In March 1961 the Winnipeg Council of Women established what it termed a continuing committee on low-rental housing. The decision was made after the organization’s president Leslie Hancock took a tour of the city’s slum areas. She and the women who accompanied her visited families “paying $60 a month for very inadequate houses where there were fire hazards, poor lighting and heating.

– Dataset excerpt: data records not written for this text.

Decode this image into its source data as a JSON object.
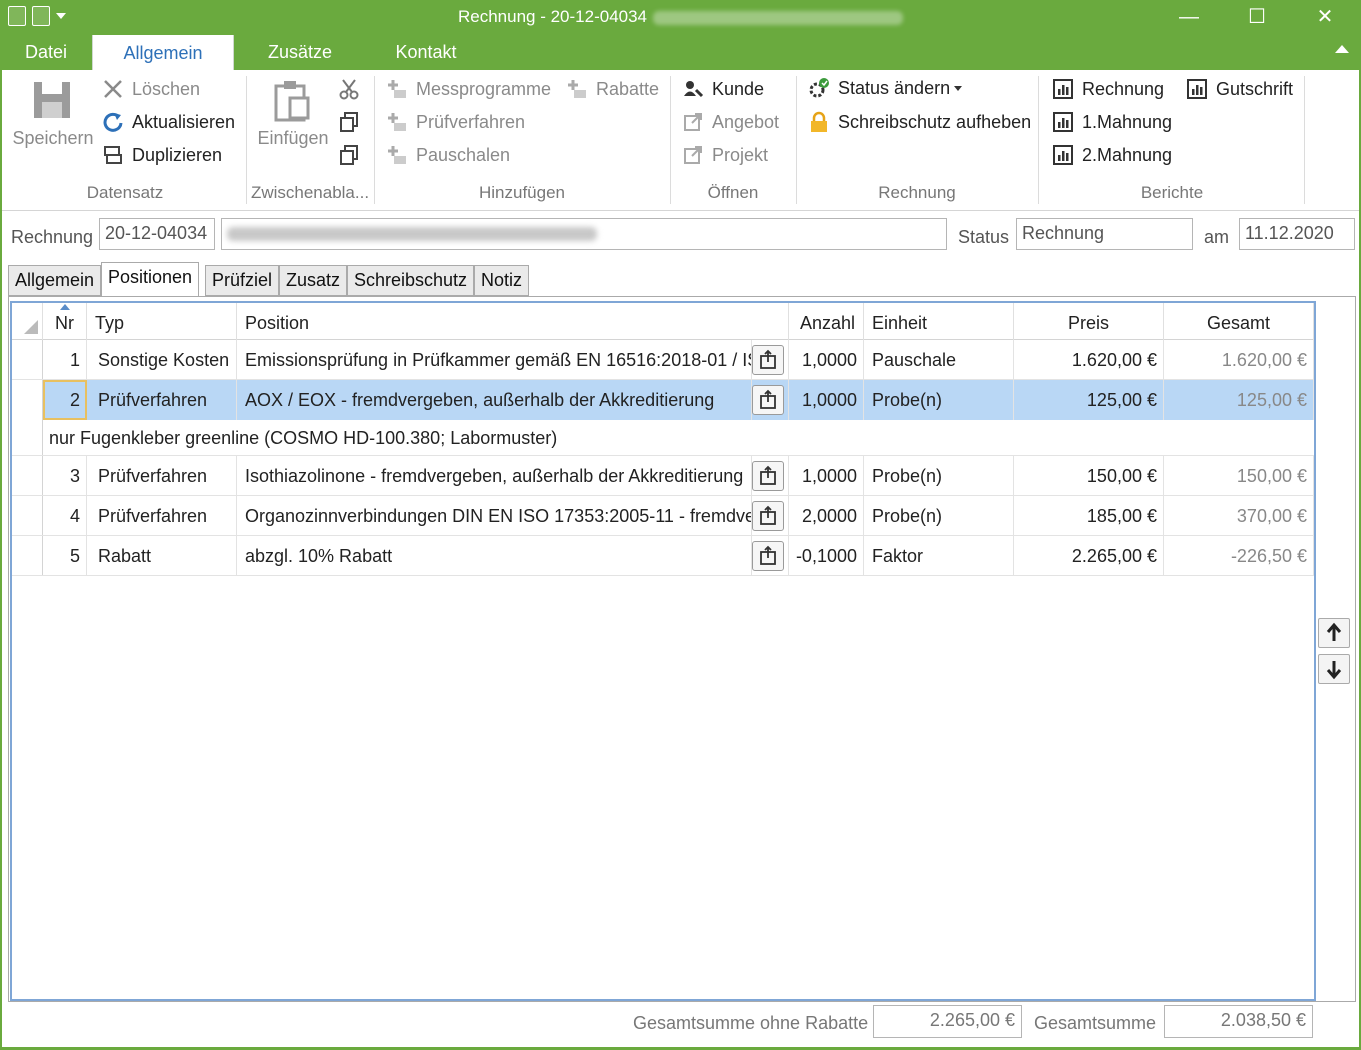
{
  "window": {
    "title": "Rechnung - 20-12-04034",
    "controls": {
      "minimize": "—",
      "maximize": "☐",
      "close": "✕"
    }
  },
  "ribbon_tabs": [
    "Datei",
    "Allgemein",
    "Zusätze",
    "Kontakt"
  ],
  "ribbon": {
    "datensatz": {
      "label": "Datensatz",
      "speichern": "Speichern",
      "loeschen": "Löschen",
      "aktualisieren": "Aktualisieren",
      "duplizieren": "Duplizieren"
    },
    "zwischenablage": {
      "label": "Zwischenabla...",
      "einfuegen": "Einfügen"
    },
    "hinzufuegen": {
      "label": "Hinzufügen",
      "messprogramme": "Messprogramme",
      "rabatte": "Rabatte",
      "pruefverfahren": "Prüfverfahren",
      "pauschalen": "Pauschalen"
    },
    "oeffnen": {
      "label": "Öffnen",
      "kunde": "Kunde",
      "angebot": "Angebot",
      "projekt": "Projekt"
    },
    "rechnung": {
      "label": "Rechnung",
      "status_aendern": "Status ändern",
      "schreibschutz": "Schreibschutz aufheben"
    },
    "berichte": {
      "label": "Berichte",
      "rechnung": "Rechnung",
      "mahnung1": "1.Mahnung",
      "mahnung2": "2.Mahnung",
      "gutschrift": "Gutschrift"
    }
  },
  "header": {
    "rechnung_label": "Rechnung",
    "rechnung_nr": "20-12-04034",
    "status_label": "Status",
    "status_value": "Rechnung",
    "am_label": "am",
    "date": "11.12.2020"
  },
  "tabs": [
    "Allgemein",
    "Positionen",
    "Prüfziel",
    "Zusatz",
    "Schreibschutz",
    "Notiz"
  ],
  "grid": {
    "columns": {
      "nr": "Nr",
      "typ": "Typ",
      "position": "Position",
      "anzahl": "Anzahl",
      "einheit": "Einheit",
      "preis": "Preis",
      "gesamt": "Gesamt"
    },
    "rows": [
      {
        "nr": "1",
        "typ": "Sonstige Kosten",
        "position": "Emissionsprüfung in Prüfkammer gemäß EN 16516:2018-01 / IS",
        "anzahl": "1,0000",
        "einheit": "Pauschale",
        "preis": "1.620,00 €",
        "gesamt": "1.620,00 €"
      },
      {
        "nr": "2",
        "typ": "Prüfverfahren",
        "position": "AOX / EOX - fremdvergeben, außerhalb der Akkreditierung",
        "anzahl": "1,0000",
        "einheit": "Probe(n)",
        "preis": "125,00 €",
        "gesamt": "125,00 €",
        "note": "nur Fugenkleber greenline (COSMO HD-100.380; Labormuster)"
      },
      {
        "nr": "3",
        "typ": "Prüfverfahren",
        "position": "Isothiazolinone - fremdvergeben, außerhalb der Akkreditierung",
        "anzahl": "1,0000",
        "einheit": "Probe(n)",
        "preis": "150,00 €",
        "gesamt": "150,00 €"
      },
      {
        "nr": "4",
        "typ": "Prüfverfahren",
        "position": "Organozinnverbindungen DIN EN ISO 17353:2005-11 - fremdve",
        "anzahl": "2,0000",
        "einheit": "Probe(n)",
        "preis": "185,00 €",
        "gesamt": "370,00 €"
      },
      {
        "nr": "5",
        "typ": "Rabatt",
        "position": "abzgl. 10% Rabatt",
        "anzahl": "-0,1000",
        "einheit": "Faktor",
        "preis": "2.265,00 €",
        "gesamt": "-226,50 €"
      }
    ]
  },
  "footer": {
    "sum_no_discount_label": "Gesamtsumme ohne Rabatte",
    "sum_no_discount": "2.265,00 €",
    "sum_label": "Gesamtsumme",
    "sum": "2.038,50 €"
  },
  "colors": {
    "accent": "#6aaa3e",
    "selection": "#b9d7f5",
    "grid_border": "#7fa6d6",
    "link_blue": "#2d70b8"
  }
}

These homes could have been condemned 30 years ago.”[18] The women kept the pressure on all three levels of government in the early 1960s, making sure that promised developments were not scuttled by political footdragging or backsliding.

Back to The Struggle for Affordable Housing in Winnipeg

[1] “$8.4 million housing approved by council,” Winnipeg Tribune, March 7, 1961

[2] “Minister shocked by city’s slums,” Winnipeg Tribune, May 23, 1962.

[3] “Bad public view stalled public housing: Danzker,” Winnipeg Free Press, October 10, 1961.

[4] Mary Kinnear, Margaret McWilliams: An interwar feminist, Montreal and Kingston: McGill-Queen’s Press, 1991, 57; “The little club among women’s organizations,” Manitoba Free Press, November 29, 1913.

[5] Becky, “Woman’s Empire,” Winnipeg Tribune, November 2, 1907.

[6] “Tea Table Talk,” Winnipeg Tribune, June 20, 1908.

[7] “Labor Women seek housing improvement,” Winnipeg Free Press, April 9, 1937.

[8] “Mrs. Maclennan urges slum action,” Winnipeg Free Press, March 8, 1939.

[9] “Manitoba needs law to obtain new house aid,” Winnipeg Tribune, January 6, 1950.

[10] “Revival of housing scheme is favored by civic committee,” Winnipeg Free Press, March 7, 1935; “Two million civic housing scheme recommended,” Winnipeg Evening Tribune, March 7, 1935. For McWilliams’s election see: “Mayor Webb again returned to office by large majority, Winnipeg Free Press, November 25, 1933; “Gunn, Andrews and Mrs. McWilliams are elected in Ward One,” Winnipeg Free Press, November 27, 1933.

[11] For the report on housing conditions, see: Stefan Epp-Koop, “Class, Capitalism, and Construction: Winnipeg’s Housing Crisis and the Debate over Public Housing, 1934-1939”  Histoire sociale/Social history, 43, no. 86 (2010), 411. For concerns over lack of political will, see: “Speakers see lack of ‘Will for housing,’” Winnipeg Evening Tribune, March 22, 1939.

[12] “Council panned for housing delay,” Winnipeg Free Press, February 26, 1951.

[13] Verena Garrioch, “Presenting twelve Winnipeg women of the year,” The Winnipeg Tribune, January 2, 1950.

[14] “Community planning group endorses 850-family housing plan for city,” Winnipeg Free Press, January 26, 1952.

[15] “Slum Dwellers Unite,” Winnipeg Free Press, 30 November 1960; H.H.W. Egler, “Housing Conditions Are As Bad As Refugee Camps,” Winnipeg Free Press, 3 June 1961; “Tuesday is Date For Coffee Party,” Winnipeg Tribune, 27 May 1961; “North Centre Focal Point P-C Women Are Told,” 14 May 1962.

[16] “Slum Wives Heard,” Winnipeg Free Press, 12 August 1960.

[17] “Women Want Slum Answers,” Winnipeg Tribune, 6 March 1961.

[18] “Women’s club endorses slum clearance stand,” Winnipeg Free Press, April 11, 1961.